Food insecurity is a human developmental challenge that has an immense impact on health outcomes. In particular, in the context of children with cancer in India, pre-existing food insecurity and resulting malnutrition may compromise their odds of survival as they are more prone to risks of infection and treatment-related toxicities. Implementing food insecurity screening will enable a system where all children with cancer can be connected to resources that may help provide regular and timely access to enough nutritious food. The ability to access healthy and adequate food may result in improved treatment outcomes.

Footnotes:

  1. Two popular tools used in assessing food insecurity are The US Household Food Security Survey Module and The Food Insecurity Experience Scale.

Know more:

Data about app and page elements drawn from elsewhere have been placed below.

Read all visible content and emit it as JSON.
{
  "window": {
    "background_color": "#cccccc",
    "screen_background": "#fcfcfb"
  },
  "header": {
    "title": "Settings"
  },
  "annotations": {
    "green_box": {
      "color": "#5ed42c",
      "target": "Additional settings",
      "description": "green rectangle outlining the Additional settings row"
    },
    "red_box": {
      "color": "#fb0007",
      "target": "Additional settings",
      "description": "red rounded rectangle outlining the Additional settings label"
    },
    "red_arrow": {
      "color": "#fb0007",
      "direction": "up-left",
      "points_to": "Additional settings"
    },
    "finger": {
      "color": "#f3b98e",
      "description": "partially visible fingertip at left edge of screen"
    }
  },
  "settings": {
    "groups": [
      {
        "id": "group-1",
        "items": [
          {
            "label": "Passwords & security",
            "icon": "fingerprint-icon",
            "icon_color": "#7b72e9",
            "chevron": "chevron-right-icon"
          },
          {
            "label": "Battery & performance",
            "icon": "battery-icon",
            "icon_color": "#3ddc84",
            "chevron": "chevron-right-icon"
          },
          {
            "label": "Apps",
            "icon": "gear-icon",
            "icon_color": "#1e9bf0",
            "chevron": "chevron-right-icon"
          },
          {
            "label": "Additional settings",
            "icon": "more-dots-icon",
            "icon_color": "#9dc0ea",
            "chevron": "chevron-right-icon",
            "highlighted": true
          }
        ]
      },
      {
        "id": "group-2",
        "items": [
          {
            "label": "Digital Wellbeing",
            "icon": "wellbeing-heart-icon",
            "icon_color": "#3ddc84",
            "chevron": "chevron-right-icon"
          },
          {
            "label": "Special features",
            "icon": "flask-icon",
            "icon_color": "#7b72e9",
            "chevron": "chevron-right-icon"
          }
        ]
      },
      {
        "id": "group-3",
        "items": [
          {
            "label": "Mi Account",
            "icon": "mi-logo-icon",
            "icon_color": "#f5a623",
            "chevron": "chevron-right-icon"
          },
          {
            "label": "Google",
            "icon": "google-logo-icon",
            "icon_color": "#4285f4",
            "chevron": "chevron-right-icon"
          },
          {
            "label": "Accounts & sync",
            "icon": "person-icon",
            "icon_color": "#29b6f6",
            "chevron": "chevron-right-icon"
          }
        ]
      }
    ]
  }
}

  • Explore the latest report by Cuddles Foundation to learn more about the link between food insecurity and childhood cancer management.
  • Read this article to understand why food insecurity in India is not a scarcity problem, but a distribution problem.
  • Learn more about the impact of climate change on India’s food security.
We want IDR to be as much yours as it is ours. Tell us what you want to read.
ABOUT THE AUTHORS
Anju Morarka-Image
Anju Morarka

Anju Morarka leads research at Cuddles Foundation, Mumbai. She has years of experience at various leading international healthcare organisations including Memorial Sloan Kettering Cancer Center, New York City Department of Health and Mental Hygiene, and Pfizer, Inc. She is a published author whose work focuses on her knowledge of epidemiological and statistical interpretations of medical and health data. She has a master’s in public health from The George Washington University in Washington, DC.

Sripriya Venkiteswaran-Image
Sripriya Venkiteswaran

Dr Sripriya Venkiteswaran heads content at CICN, which is the knowledge and training arm of Cuddles Foundation. She has a doctorate in nutritional sciences from Rutgers University, USA, and her core strength is her knowledge of nutrition at the physiological, molecular, and genome level. Over the past two decades, she has worked in diverse fields such as cancer research, hospital nutrition, drug discovery, content creation, and marketing. She is a TEDx speaker and has several scientific publications to her credit.

COMMENTS
READ NEXT